The deleterious effect of the 3-year rule of § 2035 could also be avoided if the ILIT authorizes the trustee to pay the proceeds to the surviving spouse, since the Executor could then claim a marital deduction. However, in such a case if (i) the grantor had allocated GST exemption to the ILIT; and (ii) the Executor makes a reverse QTIP election with respect to the entire marital deduction trust, the Will of the surviving spouse should waive the right to recovery under § 2207A so that the tax is apportioned against the residue of the surviving spouse’s estate. Otherwise, the GST exemption will be wasted.
If the potential application of the 3-year rule cannot be avoided through planning (e.g., there is no spouse), the grantor must decide whether the policy beneficiaries should pay the estate taxes attributable to the proceeds, or whether the tax liability should be borne by the residuary estate. Under § 2206, the Executor is entitled to recover from beneficiaries estate taxes attributable to their bequests. However, even a general provision in the Will requiring that estate taxes be paid by the residuary is sufficient to opt out of the statutory right of recovery. Plainly, the language of the tax apportionment clause of the Will should be carefully considered.
The ILIT should also be drafted to avoid traps which might cause inclusion of insurance proceeds in the grantor’s estate, which would be disastrous. If the grantor is a beneficiary of the ILIT, § 2036 requires inclusion for any retained use or enjoyment of property. The use by the trustee of ILIT property to discharge a legal support obligation of the insured would be such a retained interest, as would a reserved power by the grantor to change a beneficiary or cancel a policy. This list is illustrative rather than exhaustive. IRC § 2038 taxes “revocable transfers” and is triggered when the grantor retains the right to replace the trustee, unless the new trustee is not “related or subordinate to the grantor” within the meaning of § 672(c). Rev. Rul. 95-58.
The retention of a general power of appointment could also result in estate tax inclusion under § 2041 to the grantor or anyone else holding that power. A beneficiary-trustee’s right to make discretionary distributions to himself would constitute a general power, unless limited by an ascertainable standard relating to the beneficiary’s support, maintenance and health. If such discretionary distributions are contemplated, the trust should provide for the appointment of a co-Trustee with a substantial adverse interest whose consent to every such distribution would be required.

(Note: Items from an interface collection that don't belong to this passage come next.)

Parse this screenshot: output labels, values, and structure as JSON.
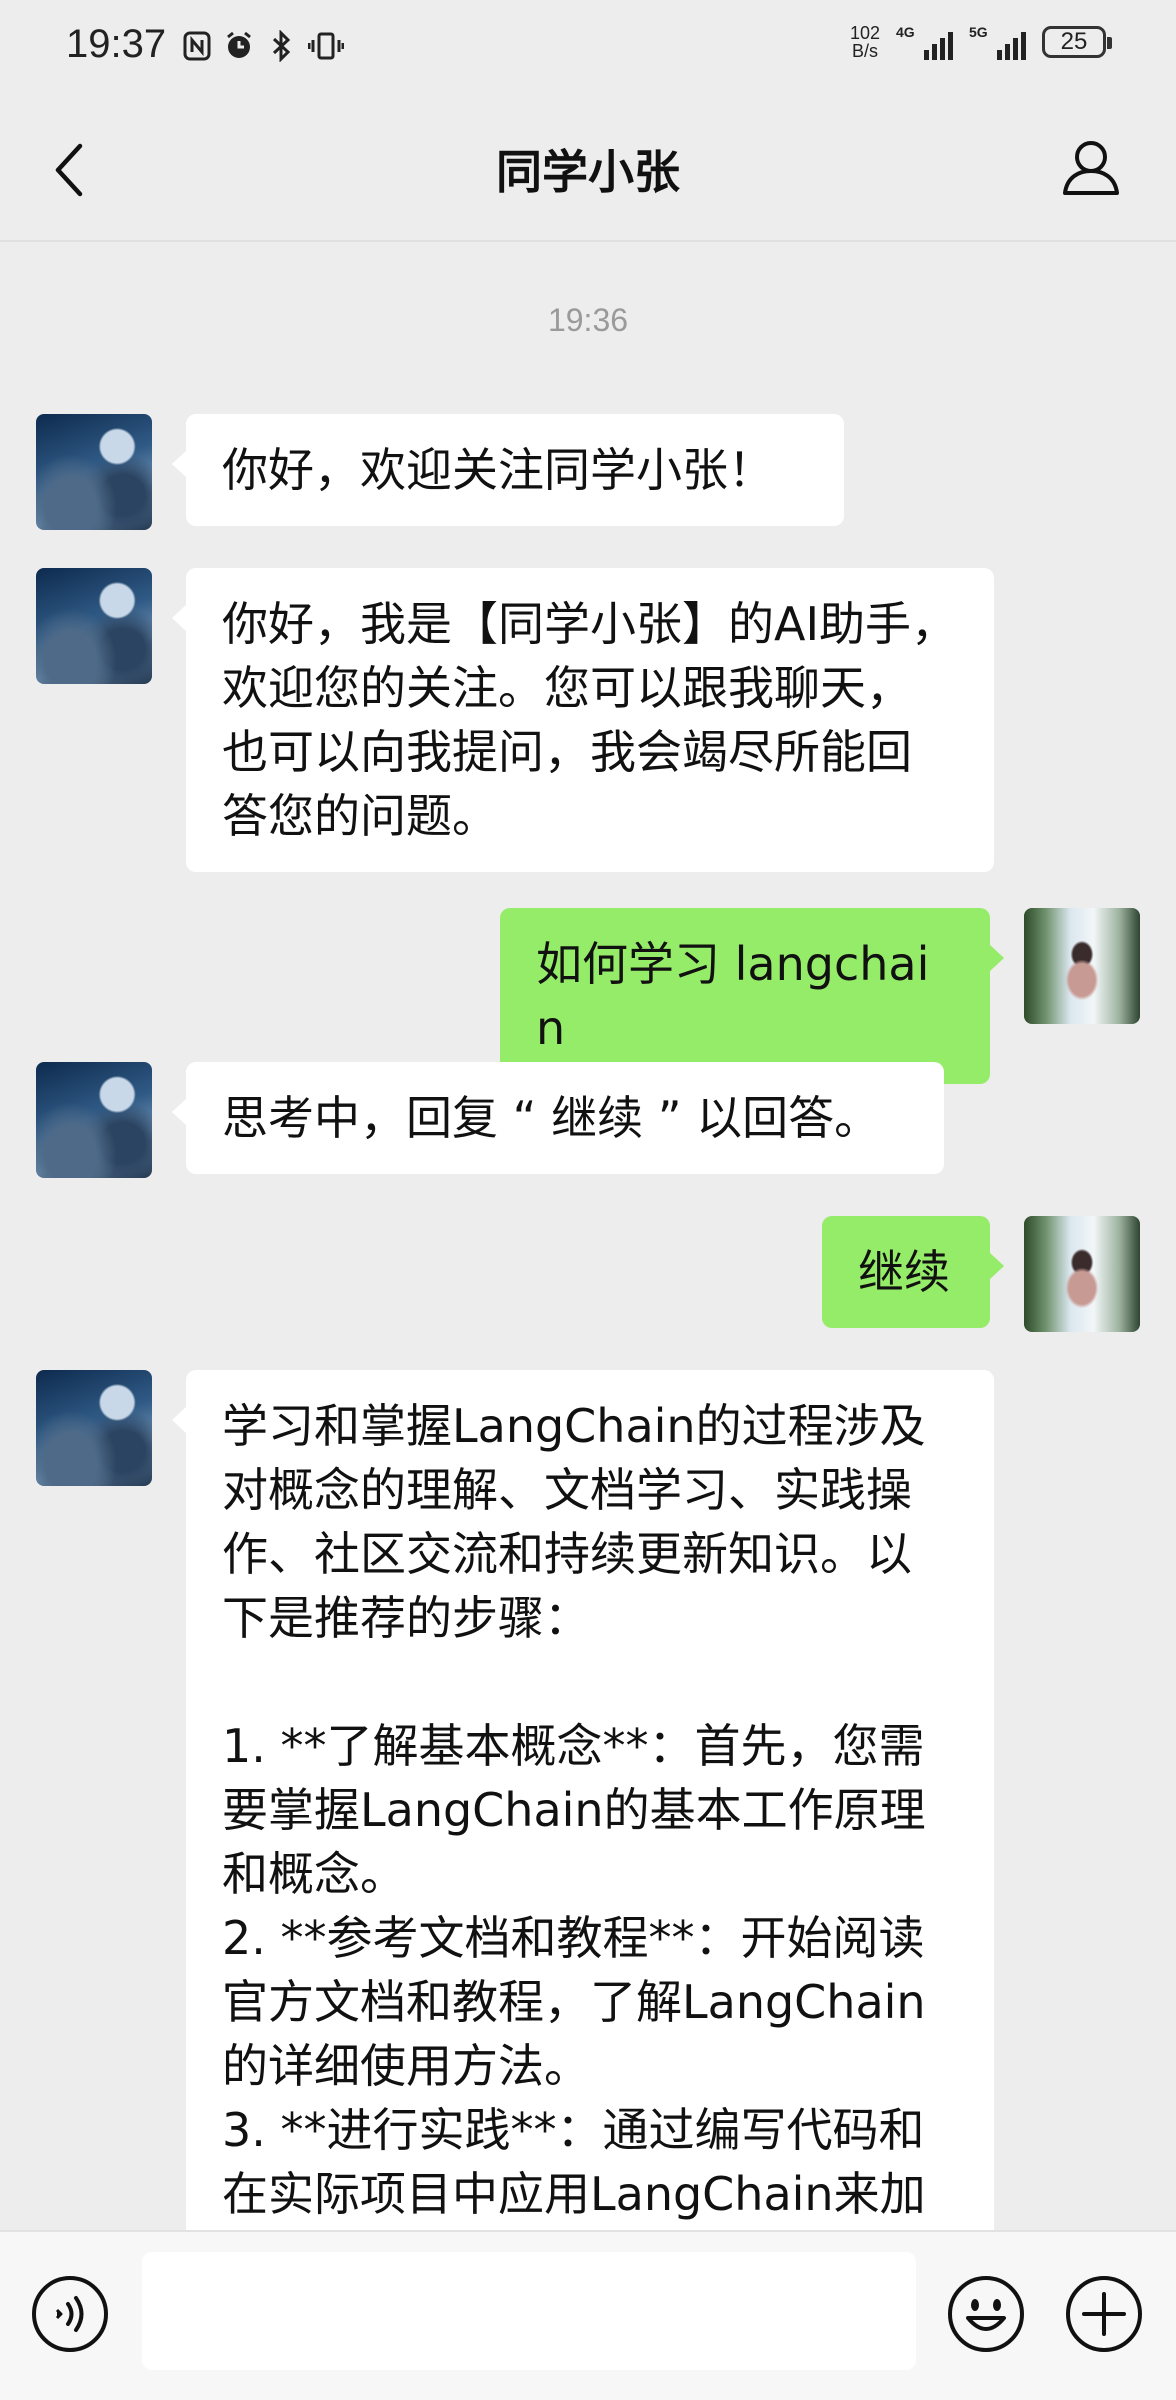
{
  "status_bar": {
    "time": "19:37",
    "net_speed_value": "102",
    "net_speed_unit": "B/s",
    "signal_1_label": "4G",
    "signal_2_label": "5G",
    "battery": "25"
  },
  "header": {
    "title": "同学小张"
  },
  "chat": {
    "timestamp": "19:36",
    "messages": [
      {
        "side": "left",
        "sender": "bot",
        "text": "你好，欢迎关注同学小张！"
      },
      {
        "side": "left",
        "sender": "bot",
        "text": "你好，我是【同学小张】的AI助手，\n欢迎您的关注。您可以跟我聊天，\n也可以向我提问，我会竭尽所能回\n答您的问题。"
      },
      {
        "side": "right",
        "sender": "user",
        "text": "如何学习 langchain"
      },
      {
        "side": "left",
        "sender": "bot",
        "text": "思考中，回复 “ 继续 ” 以回答。"
      },
      {
        "side": "right",
        "sender": "user",
        "text": "继续"
      },
      {
        "side": "left",
        "sender": "bot",
        "text": "学习和掌握LangChain的过程涉及\n对概念的理解、文档学习、实践操\n作、社区交流和持续更新知识。以\n下是推荐的步骤：\n\n1. **了解基本概念**：首先，您需\n要掌握LangChain的基本工作原理\n和概念。\n2. **参考文档和教程**：开始阅读\n官方文档和教程，了解LangChain\n的详细使用方法。\n3. **进行实践**：通过编写代码和\n在实际项目中应用LangChain来加"
      }
    ]
  },
  "input_bar": {
    "placeholder": ""
  },
  "icons": {
    "back": "chevron-left-icon",
    "profile": "person-icon",
    "voice": "voice-icon",
    "emoji": "emoji-icon",
    "plus": "plus-icon"
  },
  "colors": {
    "background": "#ededed",
    "bubble_left": "#ffffff",
    "bubble_right": "#95ec69",
    "timestamp": "#9a9a9a"
  }
}
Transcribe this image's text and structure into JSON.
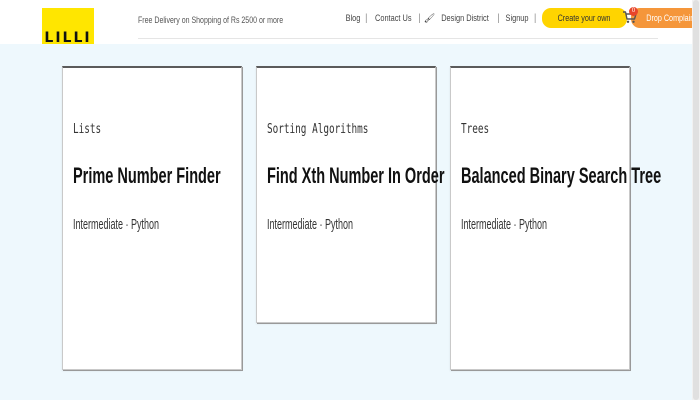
{
  "header": {
    "logo_text": "LILLI",
    "delivery_text": "Free Delivery on Shopping of Rs 2500 or more",
    "nav": {
      "blog": "Blog",
      "contact": "Contact Us",
      "design_district": "Design District",
      "signup": "Signup"
    },
    "create_button": "Create your own",
    "drop_button": "Drop Complaint",
    "cart_count": "0"
  },
  "cards": [
    {
      "category": "Lists",
      "title": "Prime Number Finder",
      "meta": "Intermediate · Python"
    },
    {
      "category": "Sorting Algorithms",
      "title": "Find Xth Number In Order",
      "meta": "Intermediate · Python"
    },
    {
      "category": "Trees",
      "title": "Balanced Binary Search Tree",
      "meta": "Intermediate · Python"
    }
  ],
  "colors": {
    "accent_yellow": "#ffd400",
    "accent_orange": "#f5963a",
    "badge_red": "#e8452a",
    "page_bg": "#eef8fd"
  }
}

The liberalization of GST rules in the 2001 Tax Act makes ILITs attractive as dynastic trust vehicles. Property held by the ILIT can be transmitted to succeeding generations without the imposition of estate or GST tax in the estates of spouses or other beneficiaries. The retroactive allocation of GST exemption for a non-skip beneficiary’s unnatural order of death while the grantor is alive maximizes use of the GST exemption. The Act also allows a “qualified” severance of a trust into multiple trusts, with favorable GST tax consequences, if permitted by state law or the governing instrument.